Saying that the studio “doesn’t have enough execs to film up a dais,” distribution exec Don Harris described the evening’s theme as “fun, food and fun.”
Attendees were bused to the UA Showcase multiplex, where half-hour product reel screenings took place simultaneously in several auditoriums. A different DreamWorks exec presided over each room. Presenters included Harris, exhibition topper Jim Tharp and production chiefs Laurie MacDonald and Walter Parkes.
Probably most warmly received among the offerings was the Joe Dante-helmed family-action adventure “Small Soldiers.” The film, which combines CGI animation a la “Toy Story” with live action, concerns a group of violent, highly-sophisticated action figures run amok. Tommy Lee Jones and Frank Langella provide voices for the tough-talking toys.
In addition to what many exhibitors agreed was obvious kid appeal, the film has more than 65 product tie-ins, including cross-promotional campaigns with Burger King and Coke. It opens July 10.
The studio also presented clips from “Paulie,” a family film about a talking parrot trying to find its long-lost owner, and Neil Jordan’s supernatural thriller “In Dreams,” starring Annette Bening, Aidan Quinn and Stephen Rea. The film, which DreamWorks honchos described as “very scary,” focuses on a woman whose dreams are haunted by a serial killer who may be real.
Exhibitors got a peek at two scenes from “Antz,” DreamWorks’ collaboration with computer animation house Pacific Data Images. In the first, a male ant, voiced by Woody Allen, complains to his psychoanalyst about his feelings of insignificance. The second, more action-oriented scene, finds the Allen character trying to rescue a she-ant who is stuck in a piece of gum on the bottom of a little boy’s sneaker.
DreamWorks showed only a teaser trailer for its late summer entry, “Saving Private Ryan,” but given its elements — including director Steven Spielberg and stars Tom Hanks and Matt Damon — many exhibitors were upbeat about the war film’s commercial prospects.
The presentation’s finale was “The Prince of Egypt,” the animated retelling of the biblical story of Moses. Those in attendance saw the first seven minutes of the ambitious and technologically advanced feature, followed by selected scenes from the film.

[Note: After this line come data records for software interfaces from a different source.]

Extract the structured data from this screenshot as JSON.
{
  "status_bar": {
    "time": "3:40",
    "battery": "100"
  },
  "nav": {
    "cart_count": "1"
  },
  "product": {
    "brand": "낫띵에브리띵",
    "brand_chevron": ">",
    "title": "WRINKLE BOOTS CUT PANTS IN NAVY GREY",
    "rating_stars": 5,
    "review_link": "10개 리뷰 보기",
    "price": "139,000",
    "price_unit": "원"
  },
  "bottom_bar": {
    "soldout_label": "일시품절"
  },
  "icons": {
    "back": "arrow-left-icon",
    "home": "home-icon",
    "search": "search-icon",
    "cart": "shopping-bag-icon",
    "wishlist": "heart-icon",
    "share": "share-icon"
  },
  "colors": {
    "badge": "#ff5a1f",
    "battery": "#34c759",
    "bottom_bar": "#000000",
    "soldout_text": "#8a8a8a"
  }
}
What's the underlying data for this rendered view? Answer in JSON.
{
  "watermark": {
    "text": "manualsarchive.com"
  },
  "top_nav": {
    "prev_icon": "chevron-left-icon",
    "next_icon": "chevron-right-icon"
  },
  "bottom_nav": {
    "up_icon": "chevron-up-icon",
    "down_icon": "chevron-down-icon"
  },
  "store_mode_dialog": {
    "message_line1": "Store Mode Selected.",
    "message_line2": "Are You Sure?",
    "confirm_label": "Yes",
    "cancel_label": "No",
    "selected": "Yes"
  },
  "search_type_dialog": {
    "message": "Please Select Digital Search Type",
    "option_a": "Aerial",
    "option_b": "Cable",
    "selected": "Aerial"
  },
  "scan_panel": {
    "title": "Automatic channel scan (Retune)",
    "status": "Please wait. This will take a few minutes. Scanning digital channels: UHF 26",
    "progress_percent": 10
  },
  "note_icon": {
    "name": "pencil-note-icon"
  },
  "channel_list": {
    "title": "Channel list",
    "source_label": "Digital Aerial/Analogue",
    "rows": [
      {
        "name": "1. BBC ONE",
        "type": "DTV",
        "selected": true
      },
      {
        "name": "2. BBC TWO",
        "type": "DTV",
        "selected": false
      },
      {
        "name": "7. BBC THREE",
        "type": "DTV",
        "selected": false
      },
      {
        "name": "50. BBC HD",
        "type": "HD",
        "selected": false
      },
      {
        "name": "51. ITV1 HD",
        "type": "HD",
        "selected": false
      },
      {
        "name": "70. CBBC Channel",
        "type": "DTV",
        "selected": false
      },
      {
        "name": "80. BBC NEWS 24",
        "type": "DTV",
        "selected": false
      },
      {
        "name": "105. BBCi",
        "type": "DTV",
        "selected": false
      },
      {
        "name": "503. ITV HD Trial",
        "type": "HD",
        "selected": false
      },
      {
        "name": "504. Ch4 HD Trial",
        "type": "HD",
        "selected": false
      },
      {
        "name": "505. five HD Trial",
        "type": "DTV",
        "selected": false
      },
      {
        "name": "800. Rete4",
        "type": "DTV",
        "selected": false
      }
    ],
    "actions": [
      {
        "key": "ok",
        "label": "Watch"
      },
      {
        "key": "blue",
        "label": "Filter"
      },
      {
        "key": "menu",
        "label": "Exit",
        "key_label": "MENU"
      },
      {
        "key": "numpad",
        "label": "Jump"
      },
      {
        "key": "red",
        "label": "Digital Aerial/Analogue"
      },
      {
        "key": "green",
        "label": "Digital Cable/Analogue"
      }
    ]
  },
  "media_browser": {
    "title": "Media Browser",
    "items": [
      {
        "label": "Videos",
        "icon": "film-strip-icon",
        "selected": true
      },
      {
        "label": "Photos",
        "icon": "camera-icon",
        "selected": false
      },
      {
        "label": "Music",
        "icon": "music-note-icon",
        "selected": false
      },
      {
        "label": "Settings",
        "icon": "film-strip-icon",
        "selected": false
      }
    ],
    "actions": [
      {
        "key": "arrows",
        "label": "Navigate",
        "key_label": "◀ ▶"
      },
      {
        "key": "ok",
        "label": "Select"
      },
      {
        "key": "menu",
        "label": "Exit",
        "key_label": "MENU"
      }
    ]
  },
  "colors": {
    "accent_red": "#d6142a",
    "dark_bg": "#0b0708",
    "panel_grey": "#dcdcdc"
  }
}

While announcing the clips, Harris took a number of swipes at Sony Pictures’ lengthy — and much-delayed — presentation earlier in the day. At one point, he remarked that the special effects in one scene from “Prince of Egypt” had taken 381,000 hours to render, “as long as all the effects in Jurassic Park — or about as long as it took to start the Sony lunch.”
However, DreamWorks’ event was not without its own odd moments. Before the screening began, onscreen slides flashed the familiar movie trivia questions, but with a twist. The brain teasers only concerned DreamWorks releases — all three of them. (Q: How many mice were used on the set of Mousehunt? A: 65).
After the lights came up in the theaters, attendees were directed to a reception at the nearby GameWorks game arcade, where revelers spent hours gleefully riding simulated motorcycles and blowing each other up in virtual tanks.
While most of the film clips received only polite applause from screening auds, several exhibitors questioned at the reception expressed optimism about the slate.
For example, Hoyts Cinemas senior exec VP Judd Parker said he liked all six pictures, particularly “Prince of Egypt,” which he believed would play particularly well in smalltown America.